[Component data from apps and pages]
· · · · ·

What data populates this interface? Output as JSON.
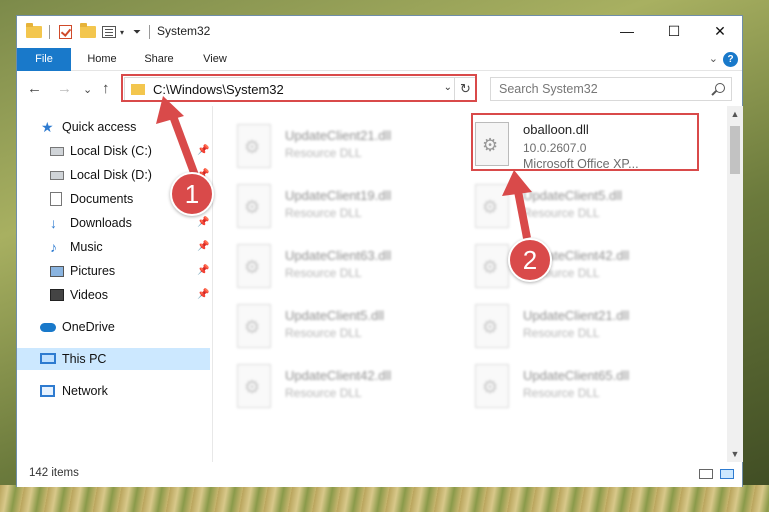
{
  "window": {
    "title": "System32",
    "minimize_icon": "minimize-icon",
    "maximize_icon": "maximize-icon",
    "close_icon": "close-icon",
    "minimize_glyph": "—",
    "maximize_glyph": "☐",
    "close_glyph": "✕"
  },
  "ribbon": {
    "tabs": [
      "File",
      "Home",
      "Share",
      "View"
    ],
    "expand_glyph": "⌄",
    "help_glyph": "?"
  },
  "address": {
    "path": "C:\\Windows\\System32",
    "dropdown_glyph": "⌄",
    "refresh_glyph": "↻",
    "back_glyph": "←",
    "forward_glyph": "→",
    "recent_glyph": "⌄",
    "up_glyph": "↑"
  },
  "search": {
    "placeholder": "Search System32"
  },
  "nav": {
    "items": [
      {
        "label": "Quick access",
        "icon": "star-icon",
        "pinned": false
      },
      {
        "label": "Local Disk (C:)",
        "icon": "disk-icon",
        "pinned": true
      },
      {
        "label": "Local Disk (D:)",
        "icon": "disk-icon",
        "pinned": true
      },
      {
        "label": "Documents",
        "icon": "document-icon",
        "pinned": true
      },
      {
        "label": "Downloads",
        "icon": "download-icon",
        "pinned": true
      },
      {
        "label": "Music",
        "icon": "music-icon",
        "pinned": true
      },
      {
        "label": "Pictures",
        "icon": "pictures-icon",
        "pinned": true
      },
      {
        "label": "Videos",
        "icon": "videos-icon",
        "pinned": true
      },
      {
        "label": "OneDrive",
        "icon": "cloud-icon",
        "pinned": false
      },
      {
        "label": "This PC",
        "icon": "pc-icon",
        "pinned": false,
        "selected": true
      },
      {
        "label": "Network",
        "icon": "network-icon",
        "pinned": false
      }
    ],
    "pin_glyph": "📌"
  },
  "files": {
    "highlighted": {
      "name": "oballoon.dll",
      "version": "10.0.2607.0",
      "description": "Microsoft Office XP..."
    },
    "blurred_left": [
      {
        "name": "UpdateClient21.dll",
        "type": "Resource DLL"
      },
      {
        "name": "UpdateClient19.dll",
        "type": "Resource DLL"
      },
      {
        "name": "UpdateClient63.dll",
        "type": "Resource DLL"
      },
      {
        "name": "UpdateClient5.dll",
        "type": "Resource DLL"
      },
      {
        "name": "UpdateClient42.dll",
        "type": "Resource DLL"
      }
    ],
    "blurred_right": [
      {
        "name": "UpdateClient5.dll",
        "type": "Resource DLL"
      },
      {
        "name": "UpdateClient42.dll",
        "type": "Resource DLL"
      },
      {
        "name": "UpdateClient21.dll",
        "type": "Resource DLL"
      },
      {
        "name": "UpdateClient65.dll",
        "type": "Resource DLL"
      }
    ]
  },
  "scrollbar": {
    "up_glyph": "▲",
    "down_glyph": "▼"
  },
  "status": {
    "item_count": "142 items"
  },
  "annotations": {
    "step1": "1",
    "step2": "2",
    "color": "#d94a4a"
  }
}
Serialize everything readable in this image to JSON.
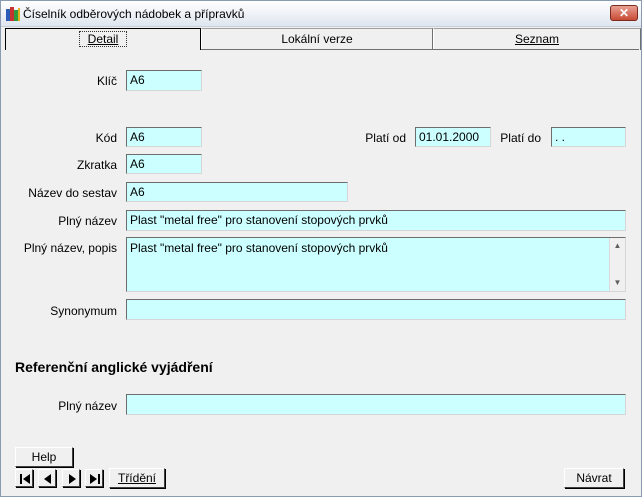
{
  "window": {
    "title": "Číselník odběrových nádobek a přípravků",
    "close_symbol": "✕"
  },
  "tabs": [
    {
      "label": "Detail"
    },
    {
      "label": "Lokální verze"
    },
    {
      "label": "Seznam"
    }
  ],
  "form": {
    "klic": {
      "label": "Klíč",
      "value": "A6"
    },
    "kod": {
      "label": "Kód",
      "value": "A6"
    },
    "plati_od": {
      "label": "Platí od",
      "value": "01.01.2000"
    },
    "plati_do": {
      "label": "Platí do",
      "value": " .  ."
    },
    "zkratka": {
      "label": "Zkratka",
      "value": "A6"
    },
    "nazev_do_sestav": {
      "label": "Název do sestav",
      "value": "A6"
    },
    "plny_nazev": {
      "label": "Plný název",
      "value": "Plast \"metal free\" pro stanovení stopových prvků"
    },
    "plny_nazev_popis": {
      "label": "Plný název, popis",
      "value": "Plast \"metal free\" pro stanovení stopových prvků"
    },
    "synonymum": {
      "label": "Synonymum",
      "value": ""
    }
  },
  "reference": {
    "section_title": "Referenční anglické vyjádření",
    "plny_nazev": {
      "label": "Plný název",
      "value": ""
    }
  },
  "buttons": {
    "help": "Help",
    "trideni": "Třídění",
    "navrat": "Návrat"
  },
  "colors": {
    "field_bg": "#ccffff",
    "window_bg": "#f0f0f0"
  }
}
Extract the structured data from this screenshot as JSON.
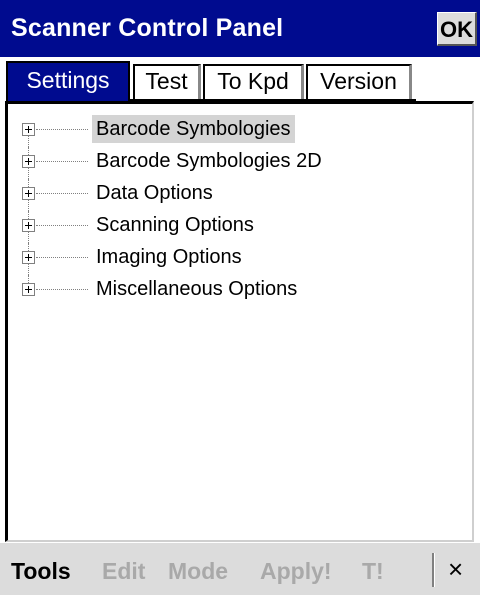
{
  "window": {
    "title": "Scanner Control Panel",
    "ok_label": "OK"
  },
  "tabs": [
    {
      "label": "Settings",
      "selected": true
    },
    {
      "label": "Test",
      "selected": false
    },
    {
      "label": "To Kpd",
      "selected": false
    },
    {
      "label": "Version",
      "selected": false
    }
  ],
  "tree": {
    "items": [
      {
        "label": "Barcode Symbologies",
        "expander": "+",
        "selected": true
      },
      {
        "label": "Barcode Symbologies 2D",
        "expander": "+",
        "selected": false
      },
      {
        "label": "Data Options",
        "expander": "+",
        "selected": false
      },
      {
        "label": "Scanning Options",
        "expander": "+",
        "selected": false
      },
      {
        "label": "Imaging Options",
        "expander": "+",
        "selected": false
      },
      {
        "label": "Miscellaneous Options",
        "expander": "+",
        "selected": false
      }
    ]
  },
  "menubar": {
    "tools": "Tools",
    "edit": "Edit",
    "mode": "Mode",
    "apply": "Apply!",
    "t": "T!",
    "close_glyph": "×"
  },
  "colors": {
    "titlebar": "#000b8f",
    "menu_disabled": "#a9a9a9",
    "selection": "#d4d4d4"
  },
  "icons": {
    "expander": "plus-box-icon",
    "close": "close-icon"
  }
}
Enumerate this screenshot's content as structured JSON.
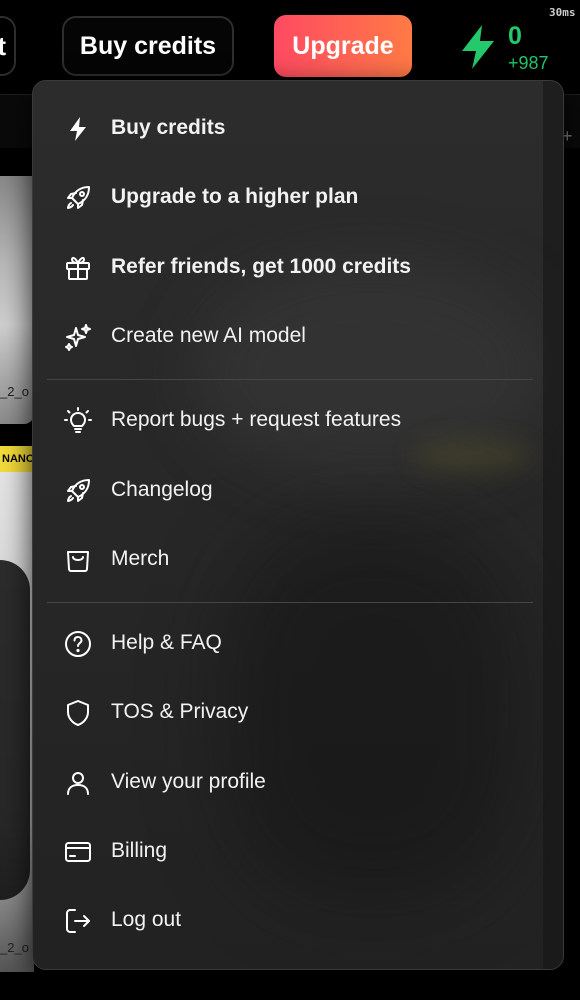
{
  "topbar": {
    "partial_button_label": "t",
    "buy_credits_label": "Buy credits",
    "upgrade_label": "Upgrade",
    "credits_count": "0",
    "credits_delta": "+987",
    "latency": "30ms",
    "accent_green": "#23c96a",
    "upgrade_gradient": [
      "#ff4a62",
      "#ff7a45"
    ]
  },
  "background": {
    "thumb1_label": "_2_o",
    "badge_label": "NANO",
    "thumb2_label": "_2_o",
    "plus_mark": "+"
  },
  "menu": {
    "items": [
      {
        "label": "Buy credits",
        "icon": "lightning-icon",
        "bold": true
      },
      {
        "label": "Upgrade to a higher plan",
        "icon": "rocket-icon",
        "bold": true
      },
      {
        "label": "Refer friends, get 1000 credits",
        "icon": "gift-icon",
        "bold": true
      },
      {
        "label": "Create new AI model",
        "icon": "sparkles-icon",
        "bold": false
      },
      {
        "label": "Report bugs + request features",
        "icon": "lightbulb-icon",
        "bold": false
      },
      {
        "label": "Changelog",
        "icon": "rocket-icon",
        "bold": false
      },
      {
        "label": "Merch",
        "icon": "bag-icon",
        "bold": false
      },
      {
        "label": "Help & FAQ",
        "icon": "question-circle-icon",
        "bold": false
      },
      {
        "label": "TOS & Privacy",
        "icon": "shield-icon",
        "bold": false
      },
      {
        "label": "View your profile",
        "icon": "user-icon",
        "bold": false
      },
      {
        "label": "Billing",
        "icon": "credit-card-icon",
        "bold": false
      },
      {
        "label": "Log out",
        "icon": "logout-icon",
        "bold": false
      }
    ]
  }
}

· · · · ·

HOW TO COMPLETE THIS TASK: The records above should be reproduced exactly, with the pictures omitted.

RESPONSE TO THIS EXERCISE:
What data populates this interface? Output as JSON.
{
  "window": {
    "title": "System32",
    "minimize_icon": "minimize-icon",
    "maximize_icon": "maximize-icon",
    "close_icon": "close-icon",
    "minimize_glyph": "—",
    "maximize_glyph": "☐",
    "close_glyph": "✕"
  },
  "ribbon": {
    "tabs": [
      "File",
      "Home",
      "Share",
      "View"
    ],
    "expand_glyph": "⌄",
    "help_glyph": "?"
  },
  "address": {
    "path": "C:\\Windows\\System32",
    "dropdown_glyph": "⌄",
    "refresh_glyph": "↻",
    "back_glyph": "←",
    "forward_glyph": "→",
    "recent_glyph": "⌄",
    "up_glyph": "↑"
  },
  "search": {
    "placeholder": "Search System32"
  },
  "nav": {
    "items": [
      {
        "label": "Quick access",
        "icon": "star-icon",
        "pinned": false
      },
      {
        "label": "Local Disk (C:)",
        "icon": "disk-icon",
        "pinned": true
      },
      {
        "label": "Local Disk (D:)",
        "icon": "disk-icon",
        "pinned": true
      },
      {
        "label": "Documents",
        "icon": "document-icon",
        "pinned": true
      },
      {
        "label": "Downloads",
        "icon": "download-icon",
        "pinned": true
      },
      {
        "label": "Music",
        "icon": "music-icon",
        "pinned": true
      },
      {
        "label": "Pictures",
        "icon": "pictures-icon",
        "pinned": true
      },
      {
        "label": "Videos",
        "icon": "videos-icon",
        "pinned": true
      },
      {
        "label": "OneDrive",
        "icon": "cloud-icon",
        "pinned": false
      },
      {
        "label": "This PC",
        "icon": "pc-icon",
        "pinned": false,
        "selected": true
      },
      {
        "label": "Network",
        "icon": "network-icon",
        "pinned": false
      }
    ],
    "pin_glyph": "📌"
  },
  "files": {
    "highlighted": {
      "name": "oballoon.dll",
      "version": "10.0.2607.0",
      "description": "Microsoft Office XP..."
    },
    "blurred_left": [
      {
        "name": "UpdateClient21.dll",
        "type": "Resource DLL"
      },
      {
        "name": "UpdateClient19.dll",
        "type": "Resource DLL"
      },
      {
        "name": "UpdateClient63.dll",
        "type": "Resource DLL"
      },
      {
        "name": "UpdateClient5.dll",
        "type": "Resource DLL"
      },
      {
        "name": "UpdateClient42.dll",
        "type": "Resource DLL"
      }
    ],
    "blurred_right": [
      {
        "name": "UpdateClient5.dll",
        "type": "Resource DLL"
      },
      {
        "name": "UpdateClient42.dll",
        "type": "Resource DLL"
      },
      {
        "name": "UpdateClient21.dll",
        "type": "Resource DLL"
      },
      {
        "name": "UpdateClient65.dll",
        "type": "Resource DLL"
      }
    ]
  },
  "scrollbar": {
    "up_glyph": "▲",
    "down_glyph": "▼"
  },
  "status": {
    "item_count": "142 items"
  },
  "annotations": {
    "step1": "1",
    "step2": "2",
    "color": "#d94a4a"
  }
}
Serialize everything readable in this image to JSON.
{
  "window": {
    "title": "Číselník odběrových nádobek a přípravků",
    "close_symbol": "✕"
  },
  "tabs": [
    {
      "label": "Detail"
    },
    {
      "label": "Lokální verze"
    },
    {
      "label": "Seznam"
    }
  ],
  "form": {
    "klic": {
      "label": "Klíč",
      "value": "A6"
    },
    "kod": {
      "label": "Kód",
      "value": "A6"
    },
    "plati_od": {
      "label": "Platí od",
      "value": "01.01.2000"
    },
    "plati_do": {
      "label": "Platí do",
      "value": " .  ."
    },
    "zkratka": {
      "label": "Zkratka",
      "value": "A6"
    },
    "nazev_do_sestav": {
      "label": "Název do sestav",
      "value": "A6"
    },
    "plny_nazev": {
      "label": "Plný název",
      "value": "Plast \"metal free\" pro stanovení stopových prvků"
    },
    "plny_nazev_popis": {
      "label": "Plný název, popis",
      "value": "Plast \"metal free\" pro stanovení stopových prvků"
    },
    "synonymum": {
      "label": "Synonymum",
      "value": ""
    }
  },
  "reference": {
    "section_title": "Referenční anglické vyjádření",
    "plny_nazev": {
      "label": "Plný název",
      "value": ""
    }
  },
  "buttons": {
    "help": "Help",
    "trideni": "Třídění",
    "navrat": "Návrat"
  },
  "colors": {
    "field_bg": "#ccffff",
    "window_bg": "#f0f0f0"
  }
}
Extract the structured data from this screenshot as JSON.
{
  "window": {
    "title": "Scanner Control Panel",
    "ok_label": "OK"
  },
  "tabs": [
    {
      "label": "Settings",
      "selected": true
    },
    {
      "label": "Test",
      "selected": false
    },
    {
      "label": "To Kpd",
      "selected": false
    },
    {
      "label": "Version",
      "selected": false
    }
  ],
  "tree": {
    "items": [
      {
        "label": "Barcode Symbologies",
        "expander": "+",
        "selected": true
      },
      {
        "label": "Barcode Symbologies 2D",
        "expander": "+",
        "selected": false
      },
      {
        "label": "Data Options",
        "expander": "+",
        "selected": false
      },
      {
        "label": "Scanning Options",
        "expander": "+",
        "selected": false
      },
      {
        "label": "Imaging Options",
        "expander": "+",
        "selected": false
      },
      {
        "label": "Miscellaneous Options",
        "expander": "+",
        "selected": false
      }
    ]
  },
  "menubar": {
    "tools": "Tools",
    "edit": "Edit",
    "mode": "Mode",
    "apply": "Apply!",
    "t": "T!",
    "close_glyph": "×"
  },
  "colors": {
    "titlebar": "#000b8f",
    "menu_disabled": "#a9a9a9",
    "selection": "#d4d4d4"
  },
  "icons": {
    "expander": "plus-box-icon",
    "close": "close-icon"
  }
}
Enumerate this screenshot's content as structured JSON.
{
  "topbar": {
    "partial_button_label": "t",
    "buy_credits_label": "Buy credits",
    "upgrade_label": "Upgrade",
    "credits_count": "0",
    "credits_delta": "+987",
    "latency": "30ms",
    "accent_green": "#23c96a",
    "upgrade_gradient": [
      "#ff4a62",
      "#ff7a45"
    ]
  },
  "background": {
    "thumb1_label": "_2_o",
    "badge_label": "NANO",
    "thumb2_label": "_2_o",
    "plus_mark": "+"
  },
  "menu": {
    "items": [
      {
        "label": "Buy credits",
        "icon": "lightning-icon",
        "bold": true
      },
      {
        "label": "Upgrade to a higher plan",
        "icon": "rocket-icon",
        "bold": true
      },
      {
        "label": "Refer friends, get 1000 credits",
        "icon": "gift-icon",
        "bold": true
      },
      {
        "label": "Create new AI model",
        "icon": "sparkles-icon",
        "bold": false
      },
      {
        "label": "Report bugs + request features",
        "icon": "lightbulb-icon",
        "bold": false
      },
      {
        "label": "Changelog",
        "icon": "rocket-icon",
        "bold": false
      },
      {
        "label": "Merch",
        "icon": "bag-icon",
        "bold": false
      },
      {
        "label": "Help & FAQ",
        "icon": "question-circle-icon",
        "bold": false
      },
      {
        "label": "TOS & Privacy",
        "icon": "shield-icon",
        "bold": false
      },
      {
        "label": "View your profile",
        "icon": "user-icon",
        "bold": false
      },
      {
        "label": "Billing",
        "icon": "credit-card-icon",
        "bold": false
      },
      {
        "label": "Log out",
        "icon": "logout-icon",
        "bold": false
      }
    ]
  }
}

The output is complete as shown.